High Street stalwart Debenhams recently went into administration for the second time in less than 12 months, as the enforced closure of non-essential shops further impacted the already troubled retailer. It has already axed 6,500 jobs, while 14,000 more are at risk.
But what are your rights if your employer is facing insolvency?
What is insolvency?
A business becomes insolvent if it cannot pay its creditors when debts become due. There are several common processes employed to deal with insolvency, including:
- Administration – which aims to rescue the company as a ‘going concern’, i.e. on the assumption that it will be able to continue operating for the foreseeable future
- Liquidation – the company is closed and its assets sold to pay its various creditors
- Administrative receivership – the company is closed and its assets sold to pay a single creditor (e.g. a bank).
What will happen to me if my employer is insolvent?
If the company you work for is insolvent, there are several things that could happen:
- You could be made redundant
- You may be asked to continue working
- You may be transferred to a new employer.
What am I entitled to if my employer is insolvent?
Depending on factors such as the length of your employment and your age, you may be able to apply to the government’s National Insurance Fund for redundancy pay, wages, and other money owed if your employer becomes insolvent.
If you’ve worked for your employer for more than two years, you’ll be entitled to:
- Half a week’s pay for each full year of employment if you’re under 22
- A week’s pay for each full year of employment if you’re between 22 and 40
- One and a half weeks’ pay for each full year of employment if you’re 41 or older.
Redundancy pay is capped at £538 per week as of 6 April 2020 (£525 if you were made redundant before this date). If you are asked to continue working for your employer and are later made redundant, you’ll still be eligible to apply for redundancy pay through the National Insurance Fund.
You can claim up to eight weeks’ unpaid wages, as well as other money owed such as bonuses, overtime and commission (capped at £538 per week).
You can claim for untaken holiday, as well as holiday taken that you were not paid for, in the 12 months prior to your employer becoming insolvent (capped at £538 per week).
Statutory notice pay
If you are made redundant, you are entitled to a paid notice period, even if you did not work one. Statutory notice pay is calculated as a week’s notice for every full year of employment (capped at £538 per week), up to a maximum of 12 weeks.
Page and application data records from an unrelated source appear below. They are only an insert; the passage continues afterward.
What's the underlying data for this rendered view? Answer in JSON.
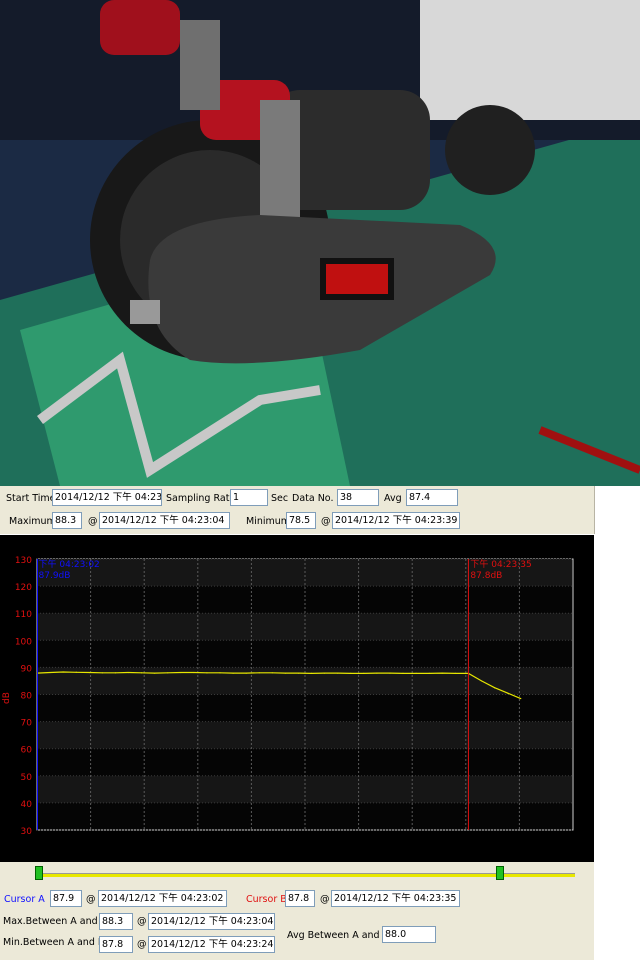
{
  "header": {
    "start_time_label": "Start Time",
    "start_time_value": "2014/12/12 下午 04:23:0",
    "sampling_rate_label": "Sampling Rate",
    "sampling_rate_value": "1",
    "sec_label": "Sec",
    "data_no_label": "Data No.",
    "data_no_value": "38",
    "avg_label": "Avg",
    "avg_value": "87.4",
    "maximum_label": "Maximum",
    "maximum_value": "88.3",
    "max_at": "@",
    "maximum_time": "2014/12/12 下午 04:23:04",
    "minimum_label": "Minimum",
    "minimum_value": "78.5",
    "min_at": "@",
    "minimum_time": "2014/12/12 下午 04:23:39"
  },
  "cursors": {
    "a_label": "Cursor A",
    "a_value": "87.9",
    "a_at": "@",
    "a_time": "2014/12/12 下午 04:23:02",
    "b_label": "Cursor B",
    "b_value": "87.8",
    "b_at": "@",
    "b_time": "2014/12/12 下午 04:23:35",
    "max_ab_label": "Max.Between A and B",
    "max_ab_value": "88.3",
    "max_ab_at": "@",
    "max_ab_time": "2014/12/12 下午 04:23:04",
    "min_ab_label": "Min.Between A and B",
    "min_ab_value": "87.8",
    "min_ab_at": "@",
    "min_ab_time": "2014/12/12 下午 04:23:24",
    "avg_ab_label": "Avg Between A and B",
    "avg_ab_value": "88.0"
  },
  "colors": {
    "cursor_a": "#1010ff",
    "cursor_b": "#e01010",
    "trace": "#e6e600",
    "axis_text": "#e01010",
    "panel": "#ece9d8"
  },
  "chart_data": {
    "type": "line",
    "ylabel": "dB",
    "ylim": [
      30,
      130
    ],
    "yticks": [
      30,
      40,
      50,
      60,
      70,
      80,
      90,
      100,
      110,
      120,
      130
    ],
    "grid": true,
    "cursor_a": {
      "label_time": "下午 04:23:02",
      "label_value": "87.9dB",
      "index": 0
    },
    "cursor_b": {
      "label_time": "下午 04:23:35",
      "label_value": "87.8dB",
      "index": 33
    },
    "x": [
      0,
      1,
      2,
      3,
      4,
      5,
      6,
      7,
      8,
      9,
      10,
      11,
      12,
      13,
      14,
      15,
      16,
      17,
      18,
      19,
      20,
      21,
      22,
      23,
      24,
      25,
      26,
      27,
      28,
      29,
      30,
      31,
      32,
      33,
      34,
      35,
      36,
      37
    ],
    "series": [
      {
        "values": [
          87.9,
          88.1,
          88.3,
          88.2,
          88.1,
          88.0,
          88.0,
          88.1,
          88.0,
          87.9,
          88.0,
          88.1,
          88.1,
          88.0,
          88.0,
          87.9,
          87.9,
          88.0,
          88.0,
          87.9,
          87.9,
          87.8,
          87.9,
          87.9,
          87.8,
          87.8,
          87.9,
          87.9,
          87.8,
          87.8,
          87.8,
          87.9,
          87.8,
          87.8,
          85.0,
          82.5,
          80.5,
          78.5
        ]
      }
    ]
  }
}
Please note that you won’t be entitled to claim for wages, holiday pay or statutory notice pay if you continue working for your employer but are later made redundant.
What are my legal rights if I am transferred to a new employer?
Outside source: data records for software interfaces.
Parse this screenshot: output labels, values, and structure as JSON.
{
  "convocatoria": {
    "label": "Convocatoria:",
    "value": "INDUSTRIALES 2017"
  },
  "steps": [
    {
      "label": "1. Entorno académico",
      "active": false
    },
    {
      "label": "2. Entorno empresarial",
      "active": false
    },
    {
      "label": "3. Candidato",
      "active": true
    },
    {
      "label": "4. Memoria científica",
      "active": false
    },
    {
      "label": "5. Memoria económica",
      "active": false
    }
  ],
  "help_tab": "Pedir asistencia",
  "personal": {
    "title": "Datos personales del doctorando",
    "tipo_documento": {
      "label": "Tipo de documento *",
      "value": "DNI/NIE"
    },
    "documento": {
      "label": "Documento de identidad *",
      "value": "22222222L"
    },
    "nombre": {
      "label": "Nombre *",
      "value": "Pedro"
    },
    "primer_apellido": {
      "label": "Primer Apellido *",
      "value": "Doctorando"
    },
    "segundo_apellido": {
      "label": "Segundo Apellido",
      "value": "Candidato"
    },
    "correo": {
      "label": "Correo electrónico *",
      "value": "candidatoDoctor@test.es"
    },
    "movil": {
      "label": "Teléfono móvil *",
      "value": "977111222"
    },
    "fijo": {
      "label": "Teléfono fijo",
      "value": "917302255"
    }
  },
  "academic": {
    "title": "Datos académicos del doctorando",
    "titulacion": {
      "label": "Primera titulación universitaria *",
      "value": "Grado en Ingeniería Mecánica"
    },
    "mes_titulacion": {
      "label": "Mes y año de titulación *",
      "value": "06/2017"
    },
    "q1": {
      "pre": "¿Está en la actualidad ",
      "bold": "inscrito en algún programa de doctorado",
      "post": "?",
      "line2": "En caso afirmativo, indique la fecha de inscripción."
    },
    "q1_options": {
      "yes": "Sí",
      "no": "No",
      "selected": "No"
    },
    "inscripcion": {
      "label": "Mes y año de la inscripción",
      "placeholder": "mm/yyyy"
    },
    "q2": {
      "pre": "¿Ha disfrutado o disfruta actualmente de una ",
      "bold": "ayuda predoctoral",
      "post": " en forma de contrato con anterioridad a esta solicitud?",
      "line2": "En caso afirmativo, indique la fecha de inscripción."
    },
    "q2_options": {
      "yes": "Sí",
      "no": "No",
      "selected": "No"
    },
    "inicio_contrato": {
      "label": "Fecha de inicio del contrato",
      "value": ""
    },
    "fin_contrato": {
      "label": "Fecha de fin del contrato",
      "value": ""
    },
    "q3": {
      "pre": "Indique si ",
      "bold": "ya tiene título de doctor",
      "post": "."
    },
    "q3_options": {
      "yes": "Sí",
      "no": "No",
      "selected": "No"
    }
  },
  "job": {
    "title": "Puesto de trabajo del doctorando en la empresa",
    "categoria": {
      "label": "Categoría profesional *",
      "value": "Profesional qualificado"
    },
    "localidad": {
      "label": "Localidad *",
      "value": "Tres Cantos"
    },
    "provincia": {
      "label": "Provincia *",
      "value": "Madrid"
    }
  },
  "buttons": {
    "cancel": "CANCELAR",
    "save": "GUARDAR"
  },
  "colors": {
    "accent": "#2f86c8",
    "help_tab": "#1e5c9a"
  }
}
You’ll be protected by the Transfer of Undertakings (Protection of Employment) Regulations (TUPE), with a few exceptions where your employer is insolvent. Essentially, TUPE ensures that you go to your new employer with your existing contract, rights and liabilities intact. It also stipulates that dismissals made as a direct result of the transfer will automatically be considered unfair.
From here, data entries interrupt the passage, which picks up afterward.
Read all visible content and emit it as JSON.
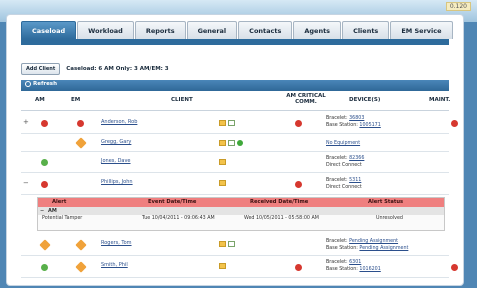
{
  "version": "0.120",
  "tabs": [
    "Caseload",
    "Workload",
    "Reports",
    "General",
    "Contacts",
    "Agents",
    "Clients",
    "EM Service"
  ],
  "toolbar": {
    "add_client": "Add Client",
    "caseload_summary": "Caseload: 6  AM Only: 3  AM/EM: 3"
  },
  "refresh_label": "Refresh",
  "headers": {
    "am": "AM",
    "em": "EM",
    "client": "CLIENT",
    "am_critical": "AM CRITICAL COMM.",
    "devices": "DEVICE(S)",
    "maint": "MAINT."
  },
  "rows": [
    {
      "name": "Anderson, Rob",
      "d1l": "Bracelet:",
      "d1v": "36803",
      "d2l": "Base Station:",
      "d2v": "1005171"
    },
    {
      "name": "Gregg, Gary",
      "d1l": "",
      "d1v": "No Equipment",
      "d2l": "",
      "d2v": ""
    },
    {
      "name": "Jones, Dave",
      "d1l": "Bracelet:",
      "d1v": "82366",
      "d2l": "Direct Connect",
      "d2v": ""
    },
    {
      "name": "Phillips, John",
      "d1l": "Bracelet:",
      "d1v": "5311",
      "d2l": "Direct Connect",
      "d2v": ""
    },
    {
      "name": "Rogers, Tom",
      "d1l": "Bracelet:",
      "d1v": "Pending Assignment",
      "d2l": "Base Station:",
      "d2v": "Pending Assignment"
    },
    {
      "name": "Smith, Phil",
      "d1l": "Bracelet:",
      "d1v": "6301",
      "d2l": "Base Station:",
      "d2v": "1016201"
    }
  ],
  "alert": {
    "h_alert": "Alert",
    "h_event": "Event Date/Time",
    "h_received": "Received Date/Time",
    "h_status": "Alert Status",
    "group": "AM",
    "type": "Potential Tamper",
    "event": "Tue   10/04/2011 - 09:06:43 AM",
    "received": "Wed   10/05/2011 - 05:58:00 AM",
    "status": "Unresolved"
  }
}
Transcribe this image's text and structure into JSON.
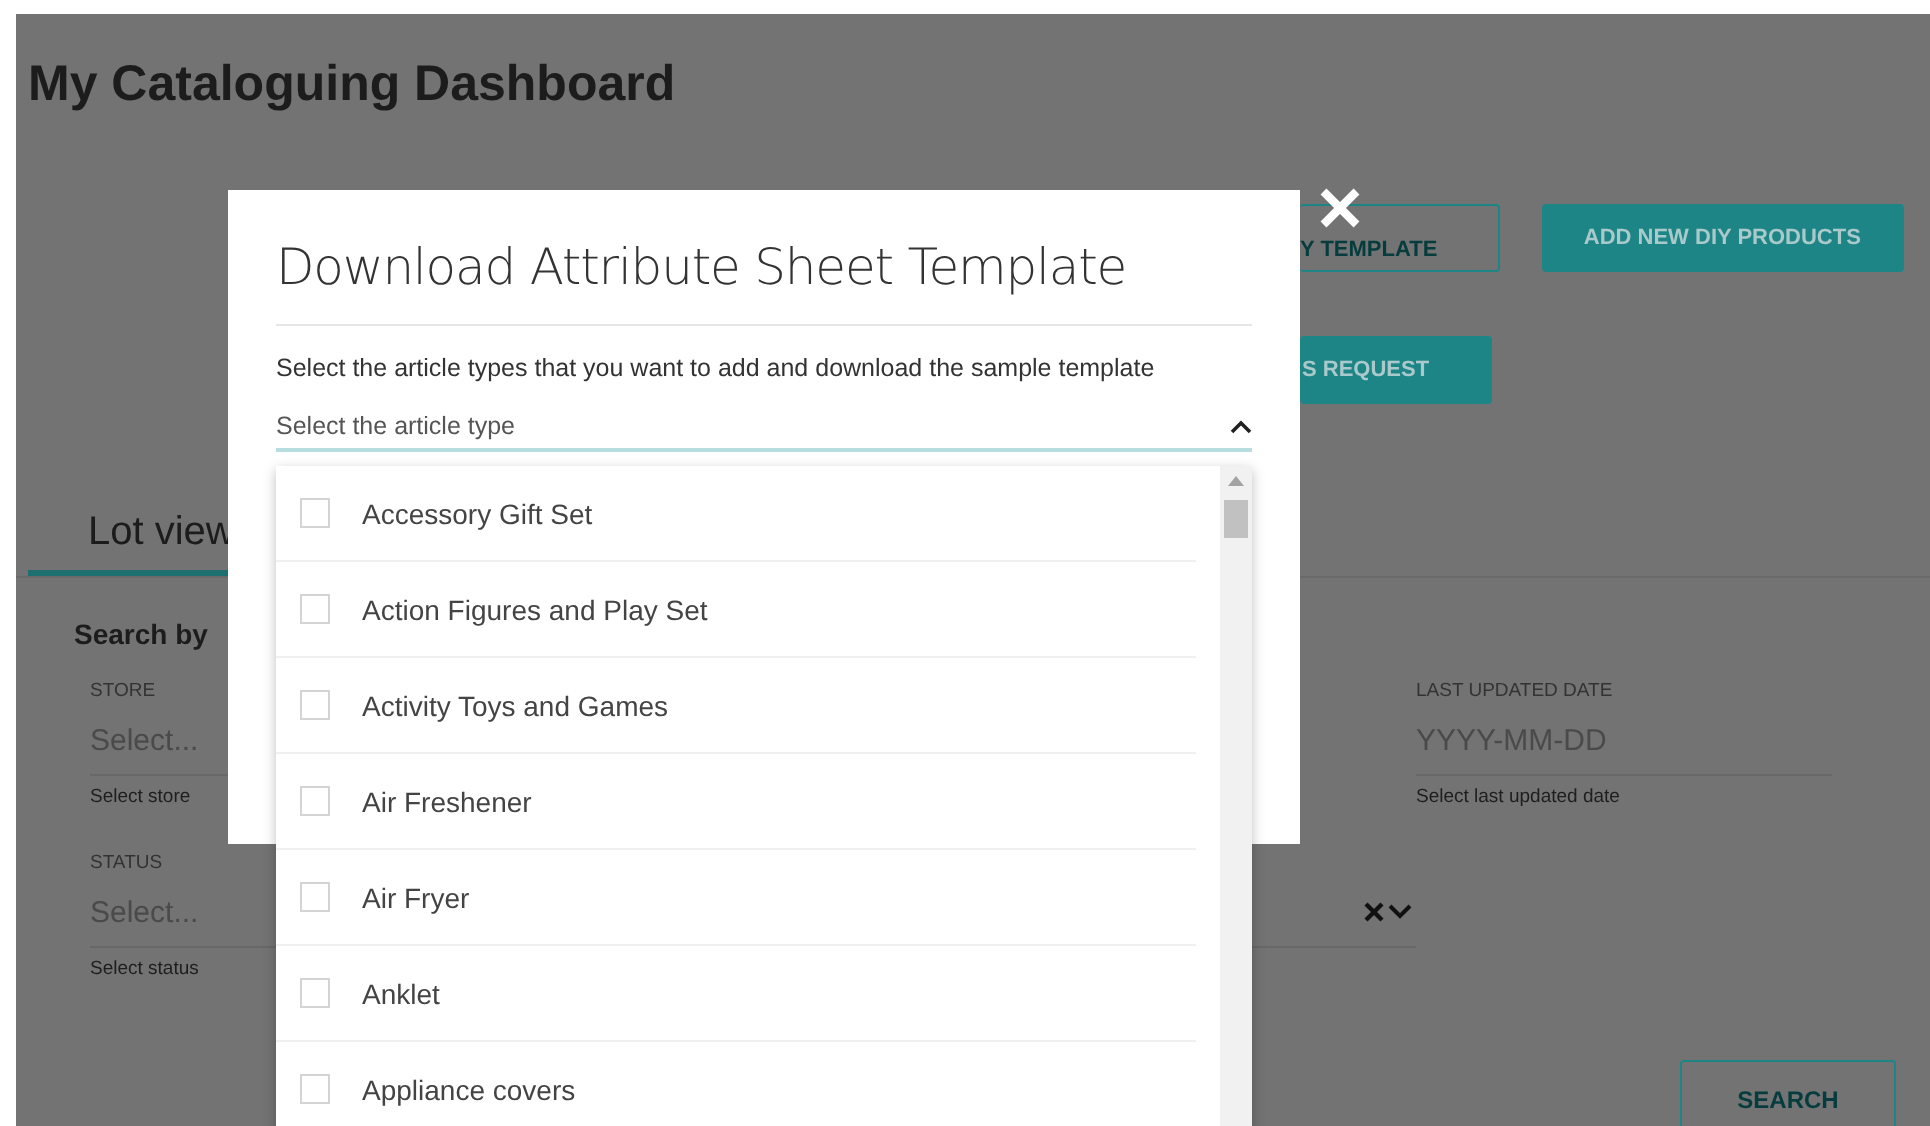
{
  "page": {
    "title": "My Cataloguing Dashboard",
    "actions": [
      [
        {
          "label": "Y TEMPLATE",
          "kind": "outline"
        },
        {
          "label": "ADD NEW DIY PRODUCTS",
          "kind": "filled"
        }
      ],
      [
        {
          "label": "S REQUEST",
          "kind": "filled"
        }
      ]
    ],
    "tabs": [
      {
        "label": "Lot view",
        "selected": true
      }
    ],
    "search": {
      "heading": "Search by",
      "fields": [
        {
          "label": "STORE",
          "placeholder": "Select...",
          "hint": "Select store"
        },
        {
          "label": "LAST UPDATED DATE",
          "placeholder": "YYYY-MM-DD",
          "hint": "Select last updated date"
        },
        {
          "label": "STATUS",
          "placeholder": "Select...",
          "hint": "Select status"
        }
      ],
      "button": "SEARCH"
    }
  },
  "modal": {
    "title": "Download Attribute Sheet Template",
    "description": "Select the article types that you want to add and download the sample template",
    "select": {
      "placeholder": "Select the article type",
      "expanded": true,
      "options": [
        {
          "label": "Accessory Gift Set",
          "checked": false
        },
        {
          "label": "Action Figures and Play Set",
          "checked": false
        },
        {
          "label": "Activity Toys and Games",
          "checked": false
        },
        {
          "label": "Air Freshener",
          "checked": false
        },
        {
          "label": "Air Fryer",
          "checked": false
        },
        {
          "label": "Anklet",
          "checked": false
        },
        {
          "label": "Appliance covers",
          "checked": false
        }
      ]
    }
  }
}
Under TUPE, you’ll also retain the right to bring a claim against your new employer for unfair dismissal, redundancy, discrimination, unpaid wages, etc.
Knowledgeable and proactive employment specialists
Here at Woodfines, our expert Employment Law team understands the stress of losing your job in an uncertain economic climate – especially when your employer can’t pay what you’re owed. That’s why our lawyers are here to ensure that you’re treated fairly and get what you’re legally entitled to.
To get in touch, please email our team at email@example.com